“This is important because the variability of oxytocin receptors in different species is huge,” Radulovic said. “We wanted the research to be relevant for humans, too.”

Oxytocin involved in fear, stress and anxiety as well as trust

Experiments with mice in the study established that

1) oxytocin is essential for strengthening the memory of negative social interactions and

2) oxytocin increases fear and anxiety in future stressful situations.

John Schinnerer, Ph.D.

Positive Psychology Coach, Expert consultant for Pixar

Author of the award-winning Guide To Self: The Beginner’s Guide To Managing Emotion & Thought (for a free PDF copy, visit Guide to Self and click on the book icon on the left of the page)

Guide To Self, Inc.

913 San Ramon Valley Blvd. #280

Danville CA 94526

(925) 575-0258

GuideToSelf.com – Web site

WebAngerManagement.com – 10-week online anger management course

DrJohnBlog.GuideToSelf.com –  Awarded #1 Blog in Positive Psychology by PostRank, Top 100 Blog by Daily Reviewer

HowICanBeHappy.com – For the latest in positive psychology and happiness

@johnschin – Twitter

Journal Reference:

  1. Yomayra F Guzmán, Natalie C Tronson, Vladimir Jovasevic, Keisuke Sato, Anita L Guedea, Hiroaki Mizukami, Katsuhiko Nishimori, Jelena Radulovic. Fear-enhancing effects of septal oxytocin receptors. Nature Neuroscience, 2013; DOI: 10.1038/nn.3465

 

Story Source:

The above story is based on materials provided by Northwestern University, via EurekAlert!, a service of AAAS.

Music Decreases Childrens’ Perception of Pain – New Study 2013

July 15, 2013

A recently released study by medical researchers at the University of Alberta show increasing evidence that music decreases children’s perceived sense of pain.


Positive psychology of music
Music helps kids relax during medical procedures

The Alberta team ran a clinical research trial of 42 children between ages of 3 and 11 who visited the pediatric ER department at the Stollery Children’s Hospital and needed IVs. Some children listened to music while having the IV administered, while other kids did not. Children’s distress, perceived pain levels and heart rates, as well as satisfaction levels of parents, and satisfaction levels of health-care providers who administered the IVs were all measured.

“We did find a difference in the children’s reported pain — the children in the music group had less pain immediately after the procedure,” says lead researcher Lisa Hartling. “The finding is clinically important and it’s a simple intervention that can make a big difference. Playing music for kids during painful medical procedures would be an inexpensive and easy-to-use intervention in clinical settings.”

The study demonstrated that children who listened to pleasant music perceived significantly less pain, some showed significantly less physical distress, and the children’s parents reported higher satisfaction with care.
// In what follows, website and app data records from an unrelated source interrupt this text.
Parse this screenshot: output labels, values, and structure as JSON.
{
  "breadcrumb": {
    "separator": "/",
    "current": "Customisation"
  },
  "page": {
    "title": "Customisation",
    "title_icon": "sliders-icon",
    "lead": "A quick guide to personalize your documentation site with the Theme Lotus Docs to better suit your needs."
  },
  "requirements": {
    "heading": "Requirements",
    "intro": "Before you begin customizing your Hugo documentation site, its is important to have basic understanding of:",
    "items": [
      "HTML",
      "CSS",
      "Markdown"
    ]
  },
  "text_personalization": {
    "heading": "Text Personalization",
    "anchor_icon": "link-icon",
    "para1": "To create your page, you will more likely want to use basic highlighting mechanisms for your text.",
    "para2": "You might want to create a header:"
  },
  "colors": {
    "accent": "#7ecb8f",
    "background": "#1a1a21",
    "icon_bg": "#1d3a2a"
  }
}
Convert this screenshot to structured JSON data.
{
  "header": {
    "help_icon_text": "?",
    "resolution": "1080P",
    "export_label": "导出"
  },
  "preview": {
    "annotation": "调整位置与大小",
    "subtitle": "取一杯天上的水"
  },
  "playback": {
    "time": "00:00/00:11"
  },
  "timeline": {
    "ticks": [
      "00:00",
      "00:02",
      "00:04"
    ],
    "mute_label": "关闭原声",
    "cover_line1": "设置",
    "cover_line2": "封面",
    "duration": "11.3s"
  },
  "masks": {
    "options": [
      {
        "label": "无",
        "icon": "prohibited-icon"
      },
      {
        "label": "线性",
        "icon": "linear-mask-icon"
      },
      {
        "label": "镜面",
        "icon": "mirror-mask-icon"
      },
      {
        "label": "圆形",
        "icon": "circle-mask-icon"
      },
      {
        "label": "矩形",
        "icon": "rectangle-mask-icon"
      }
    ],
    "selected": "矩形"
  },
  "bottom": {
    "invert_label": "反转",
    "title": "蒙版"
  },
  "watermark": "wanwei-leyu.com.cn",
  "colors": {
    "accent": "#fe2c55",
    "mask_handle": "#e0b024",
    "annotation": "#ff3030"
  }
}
In the music listening group, 76 per cent of health-care providers said the IVs were very easy to administer — a markedly higher number than the non-music group where only 38 per cent of health-care providers said the procedure was very easy. Researchers also noticed that the children who had been born premature experienced more distress overall.
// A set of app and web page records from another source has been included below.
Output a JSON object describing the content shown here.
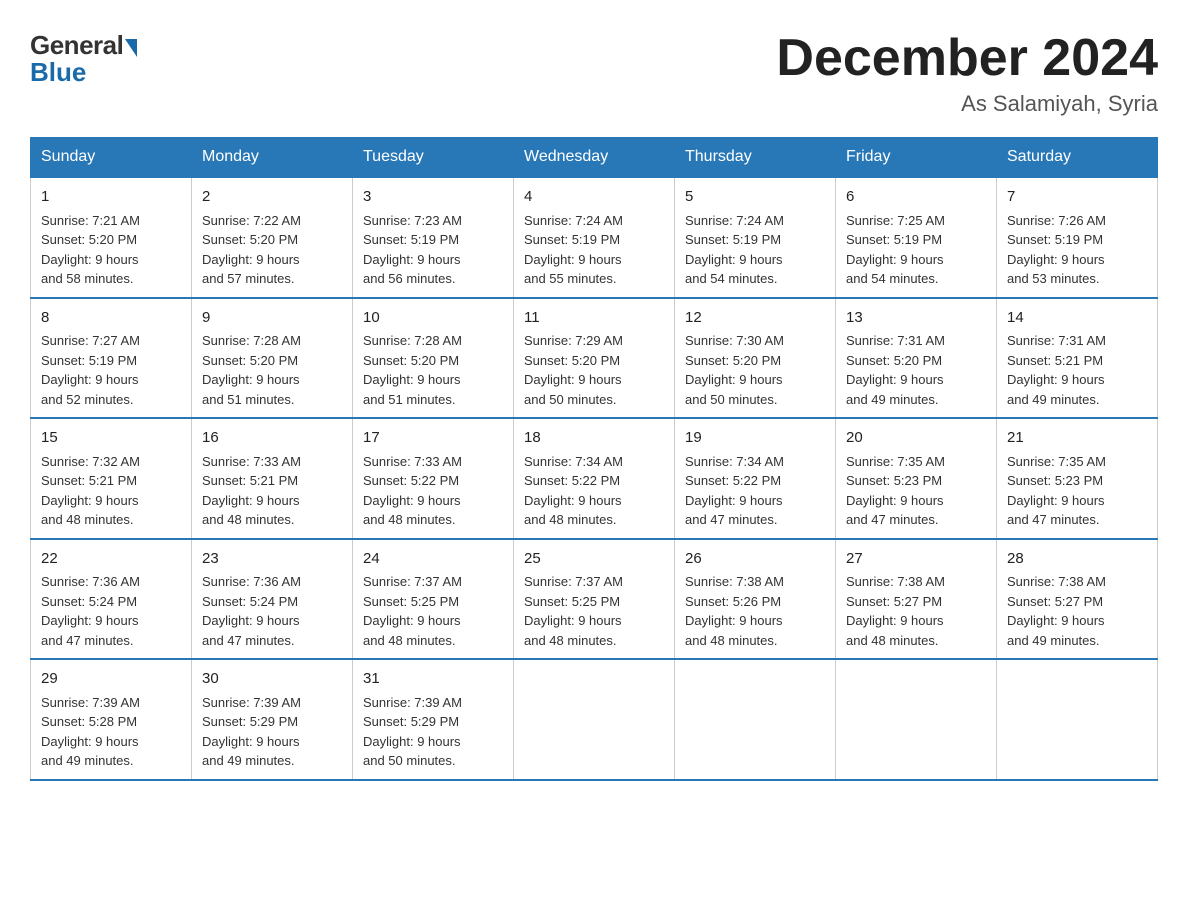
{
  "logo": {
    "general": "General",
    "blue": "Blue"
  },
  "title": {
    "month_year": "December 2024",
    "location": "As Salamiyah, Syria"
  },
  "days_of_week": [
    "Sunday",
    "Monday",
    "Tuesday",
    "Wednesday",
    "Thursday",
    "Friday",
    "Saturday"
  ],
  "weeks": [
    [
      {
        "day": "1",
        "sunrise": "7:21 AM",
        "sunset": "5:20 PM",
        "daylight": "9 hours and 58 minutes."
      },
      {
        "day": "2",
        "sunrise": "7:22 AM",
        "sunset": "5:20 PM",
        "daylight": "9 hours and 57 minutes."
      },
      {
        "day": "3",
        "sunrise": "7:23 AM",
        "sunset": "5:19 PM",
        "daylight": "9 hours and 56 minutes."
      },
      {
        "day": "4",
        "sunrise": "7:24 AM",
        "sunset": "5:19 PM",
        "daylight": "9 hours and 55 minutes."
      },
      {
        "day": "5",
        "sunrise": "7:24 AM",
        "sunset": "5:19 PM",
        "daylight": "9 hours and 54 minutes."
      },
      {
        "day": "6",
        "sunrise": "7:25 AM",
        "sunset": "5:19 PM",
        "daylight": "9 hours and 54 minutes."
      },
      {
        "day": "7",
        "sunrise": "7:26 AM",
        "sunset": "5:19 PM",
        "daylight": "9 hours and 53 minutes."
      }
    ],
    [
      {
        "day": "8",
        "sunrise": "7:27 AM",
        "sunset": "5:19 PM",
        "daylight": "9 hours and 52 minutes."
      },
      {
        "day": "9",
        "sunrise": "7:28 AM",
        "sunset": "5:20 PM",
        "daylight": "9 hours and 51 minutes."
      },
      {
        "day": "10",
        "sunrise": "7:28 AM",
        "sunset": "5:20 PM",
        "daylight": "9 hours and 51 minutes."
      },
      {
        "day": "11",
        "sunrise": "7:29 AM",
        "sunset": "5:20 PM",
        "daylight": "9 hours and 50 minutes."
      },
      {
        "day": "12",
        "sunrise": "7:30 AM",
        "sunset": "5:20 PM",
        "daylight": "9 hours and 50 minutes."
      },
      {
        "day": "13",
        "sunrise": "7:31 AM",
        "sunset": "5:20 PM",
        "daylight": "9 hours and 49 minutes."
      },
      {
        "day": "14",
        "sunrise": "7:31 AM",
        "sunset": "5:21 PM",
        "daylight": "9 hours and 49 minutes."
      }
    ],
    [
      {
        "day": "15",
        "sunrise": "7:32 AM",
        "sunset": "5:21 PM",
        "daylight": "9 hours and 48 minutes."
      },
      {
        "day": "16",
        "sunrise": "7:33 AM",
        "sunset": "5:21 PM",
        "daylight": "9 hours and 48 minutes."
      },
      {
        "day": "17",
        "sunrise": "7:33 AM",
        "sunset": "5:22 PM",
        "daylight": "9 hours and 48 minutes."
      },
      {
        "day": "18",
        "sunrise": "7:34 AM",
        "sunset": "5:22 PM",
        "daylight": "9 hours and 48 minutes."
      },
      {
        "day": "19",
        "sunrise": "7:34 AM",
        "sunset": "5:22 PM",
        "daylight": "9 hours and 47 minutes."
      },
      {
        "day": "20",
        "sunrise": "7:35 AM",
        "sunset": "5:23 PM",
        "daylight": "9 hours and 47 minutes."
      },
      {
        "day": "21",
        "sunrise": "7:35 AM",
        "sunset": "5:23 PM",
        "daylight": "9 hours and 47 minutes."
      }
    ],
    [
      {
        "day": "22",
        "sunrise": "7:36 AM",
        "sunset": "5:24 PM",
        "daylight": "9 hours and 47 minutes."
      },
      {
        "day": "23",
        "sunrise": "7:36 AM",
        "sunset": "5:24 PM",
        "daylight": "9 hours and 47 minutes."
      },
      {
        "day": "24",
        "sunrise": "7:37 AM",
        "sunset": "5:25 PM",
        "daylight": "9 hours and 48 minutes."
      },
      {
        "day": "25",
        "sunrise": "7:37 AM",
        "sunset": "5:25 PM",
        "daylight": "9 hours and 48 minutes."
      },
      {
        "day": "26",
        "sunrise": "7:38 AM",
        "sunset": "5:26 PM",
        "daylight": "9 hours and 48 minutes."
      },
      {
        "day": "27",
        "sunrise": "7:38 AM",
        "sunset": "5:27 PM",
        "daylight": "9 hours and 48 minutes."
      },
      {
        "day": "28",
        "sunrise": "7:38 AM",
        "sunset": "5:27 PM",
        "daylight": "9 hours and 49 minutes."
      }
    ],
    [
      {
        "day": "29",
        "sunrise": "7:39 AM",
        "sunset": "5:28 PM",
        "daylight": "9 hours and 49 minutes."
      },
      {
        "day": "30",
        "sunrise": "7:39 AM",
        "sunset": "5:29 PM",
        "daylight": "9 hours and 49 minutes."
      },
      {
        "day": "31",
        "sunrise": "7:39 AM",
        "sunset": "5:29 PM",
        "daylight": "9 hours and 50 minutes."
      },
      null,
      null,
      null,
      null
    ]
  ],
  "labels": {
    "sunrise": "Sunrise:",
    "sunset": "Sunset:",
    "daylight": "Daylight:"
  }
}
Hartling and her team hope to continue their research in this area, to see if music or other distractions can make a big difference for kids undergoing other painful medical procedures. The pain and distress from medical procedures can have “long-lasting negative effects” for children, note the researchers.
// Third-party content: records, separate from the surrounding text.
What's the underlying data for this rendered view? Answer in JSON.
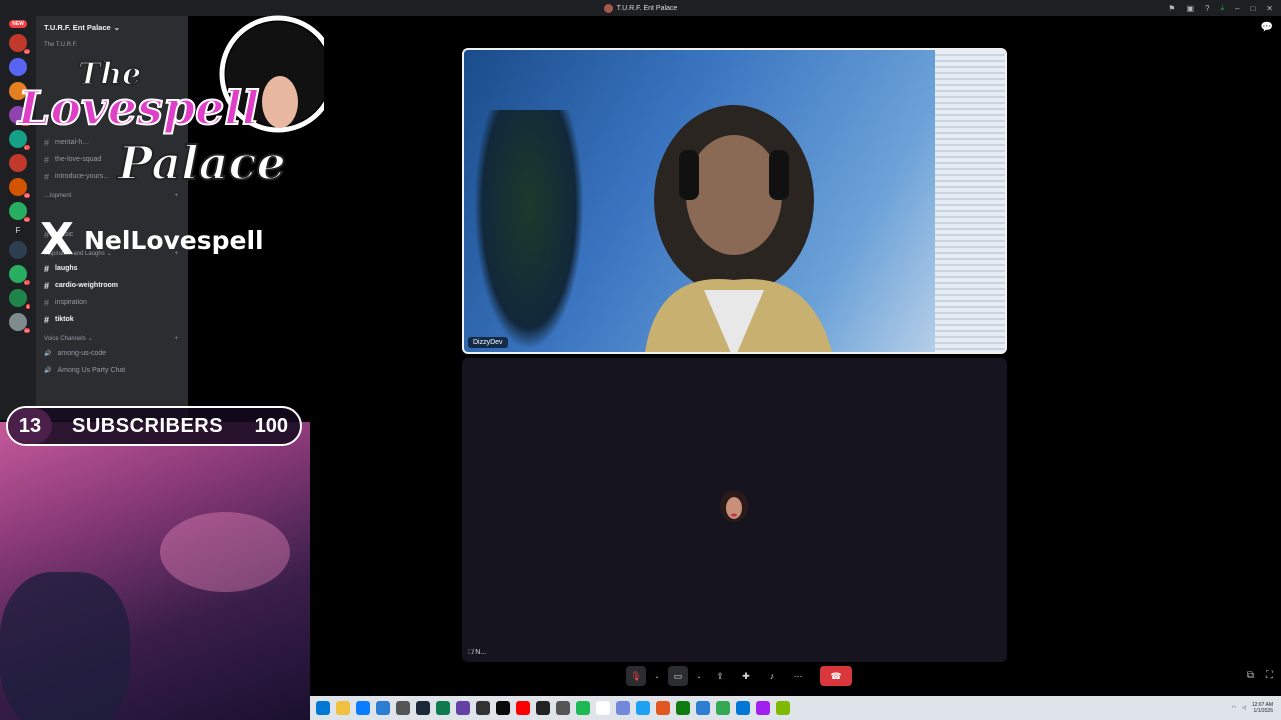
{
  "window": {
    "title": "T.U.R.F. Ent Palace",
    "titlebar_icons": [
      "flag-icon",
      "screen-icon",
      "help-icon",
      "download-icon",
      "minimize-icon",
      "maximize-icon",
      "close-icon"
    ]
  },
  "rail": {
    "new_badge": "NEW",
    "servers": [
      {
        "color": "#c0392b",
        "badge": "44"
      },
      {
        "color": "#5865f2",
        "badge": ""
      },
      {
        "color": "#e67e22",
        "badge": ""
      },
      {
        "color": "#8e44ad",
        "badge": "99+"
      },
      {
        "color": "#16a085",
        "badge": "17"
      },
      {
        "color": "#c0392b",
        "badge": ""
      },
      {
        "color": "#d35400",
        "badge": "35"
      },
      {
        "color": "#27ae60",
        "badge": "64"
      },
      {
        "color": "#2c3e50",
        "badge": ""
      },
      {
        "color": "#27ae60",
        "badge": "17"
      },
      {
        "color": "#1e8449",
        "badge": "8"
      },
      {
        "color": "#7f8c8d",
        "badge": "44"
      }
    ],
    "letter_server": "F"
  },
  "channels": {
    "server_name": "T.U.R.F. Ent Palace",
    "header_sub": "The T.U.R.F.",
    "top_items": [
      {
        "name": "mental-h…",
        "unread": false
      },
      {
        "name": "the-love-squad",
        "unread": false
      },
      {
        "name": "introduce-yours…",
        "unread": false
      }
    ],
    "category_1": "…lopment",
    "mid_items": [
      {
        "name": "music",
        "unread": false
      }
    ],
    "category_2": "Inspiration and Laughs",
    "inspiration_items": [
      {
        "name": "laughs",
        "unread": true
      },
      {
        "name": "cardio-weightroom",
        "unread": true
      },
      {
        "name": "inspiration",
        "unread": false
      },
      {
        "name": "tiktok",
        "unread": true
      }
    ],
    "category_3": "Voice Channels",
    "voice_items": [
      {
        "name": "among-us-code"
      },
      {
        "name": "Among Us Party Chat"
      }
    ]
  },
  "overlay": {
    "logo_line1": "The",
    "logo_line2": "Lovespell",
    "logo_line3": "Palace",
    "x_mark": "X",
    "handle": "NelLovespell",
    "subs_count": "13",
    "subs_label": "SUBSCRIBERS",
    "subs_goal": "100"
  },
  "call": {
    "participant_1": "DizzyDev",
    "participant_2": "N...",
    "controls": [
      "mic-muted-icon",
      "chevron-down-icon",
      "camera-off-icon",
      "chevron-down-icon",
      "screen-share-icon",
      "activities-icon",
      "soundboard-icon",
      "more-icon"
    ],
    "leave_icon": "hangup-icon",
    "accent_leave": "#da373c"
  },
  "taskbar": {
    "clock_time": "12:07 AM",
    "clock_date": "1/1/2026",
    "app_colors": [
      "#0078d4",
      "#f0c040",
      "#0a7cff",
      "#2d7dd2",
      "#555",
      "#1b2838",
      "#0f7b4f",
      "#6441a5",
      "#333",
      "#0a0a0a",
      "#ff0000",
      "#222",
      "#555",
      "#1db954",
      "#ffffff",
      "#7289da",
      "#1da1f2",
      "#e25822",
      "#107c10",
      "#2d7dd2",
      "#34a853",
      "#0078d4",
      "#a020f0",
      "#7fba00"
    ]
  }
}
Faculty of Medicine & Dentistry researcher Lisa Hartling led the research team that involved her colleagues from the Department of Pediatrics, as well as fellow researchers from the University of Manitoba and the United States. Their findings were published in the peer-reviewed journal JAMA Pediatrics today.